[[ DATA FOR THE TASK, beginning ]]

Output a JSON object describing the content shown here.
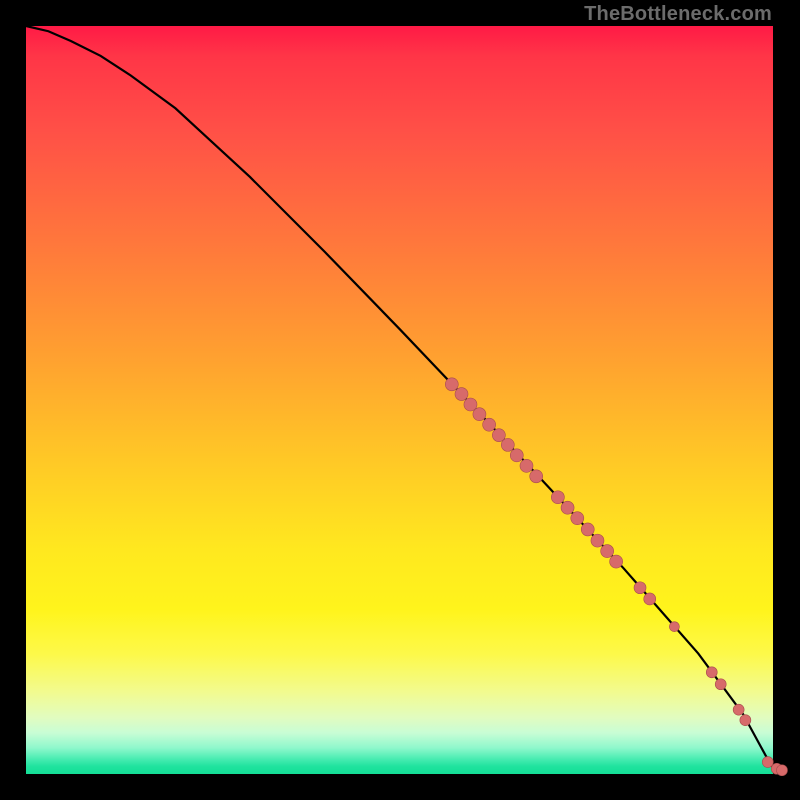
{
  "watermark": "TheBottleneck.com",
  "colors": {
    "background": "#000000",
    "curve": "#000000",
    "points": "#d76a6a",
    "points_stroke": "#a84d4d"
  },
  "chart_data": {
    "type": "scatter",
    "title": "",
    "xlabel": "",
    "ylabel": "",
    "xlim": [
      0,
      100
    ],
    "ylim": [
      0,
      100
    ],
    "curve": {
      "x": [
        0,
        3,
        6,
        10,
        14,
        20,
        30,
        40,
        50,
        60,
        70,
        80,
        90,
        96,
        99,
        100
      ],
      "y": [
        100,
        99.3,
        98.0,
        96.0,
        93.4,
        89.0,
        79.8,
        69.8,
        59.5,
        49.0,
        38.3,
        27.5,
        16.1,
        8.0,
        2.5,
        0.8
      ]
    },
    "series": [
      {
        "name": "cluster-segment",
        "x": [
          57.0,
          58.3,
          59.5,
          60.7,
          62.0,
          63.3,
          64.5,
          65.7,
          67.0,
          68.3
        ],
        "y": [
          52.1,
          50.8,
          49.4,
          48.1,
          46.7,
          45.3,
          44.0,
          42.6,
          41.2,
          39.8
        ],
        "r": 6.5
      },
      {
        "name": "cluster-mid-a",
        "x": [
          71.2,
          72.5,
          73.8
        ],
        "y": [
          37.0,
          35.6,
          34.2
        ],
        "r": 6.5
      },
      {
        "name": "cluster-mid-b",
        "x": [
          75.2,
          76.5,
          77.8,
          79.0
        ],
        "y": [
          32.7,
          31.2,
          29.8,
          28.4
        ],
        "r": 6.5
      },
      {
        "name": "cluster-low-a",
        "x": [
          82.2,
          83.5
        ],
        "y": [
          24.9,
          23.4
        ],
        "r": 6.0
      },
      {
        "name": "cluster-low-b",
        "x": [
          86.8
        ],
        "y": [
          19.7
        ],
        "r": 5.0
      },
      {
        "name": "cluster-tail-a",
        "x": [
          91.8,
          93.0
        ],
        "y": [
          13.6,
          12.0
        ],
        "r": 5.5
      },
      {
        "name": "cluster-tail-b",
        "x": [
          95.4,
          96.3
        ],
        "y": [
          8.6,
          7.2
        ],
        "r": 5.5
      },
      {
        "name": "cluster-end",
        "x": [
          99.3,
          100.5,
          101.2
        ],
        "y": [
          1.6,
          0.7,
          0.5
        ],
        "r": 5.5
      }
    ]
  }
}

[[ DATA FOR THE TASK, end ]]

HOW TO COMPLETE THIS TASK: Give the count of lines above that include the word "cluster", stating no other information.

COMPLETED EXERCISE: 8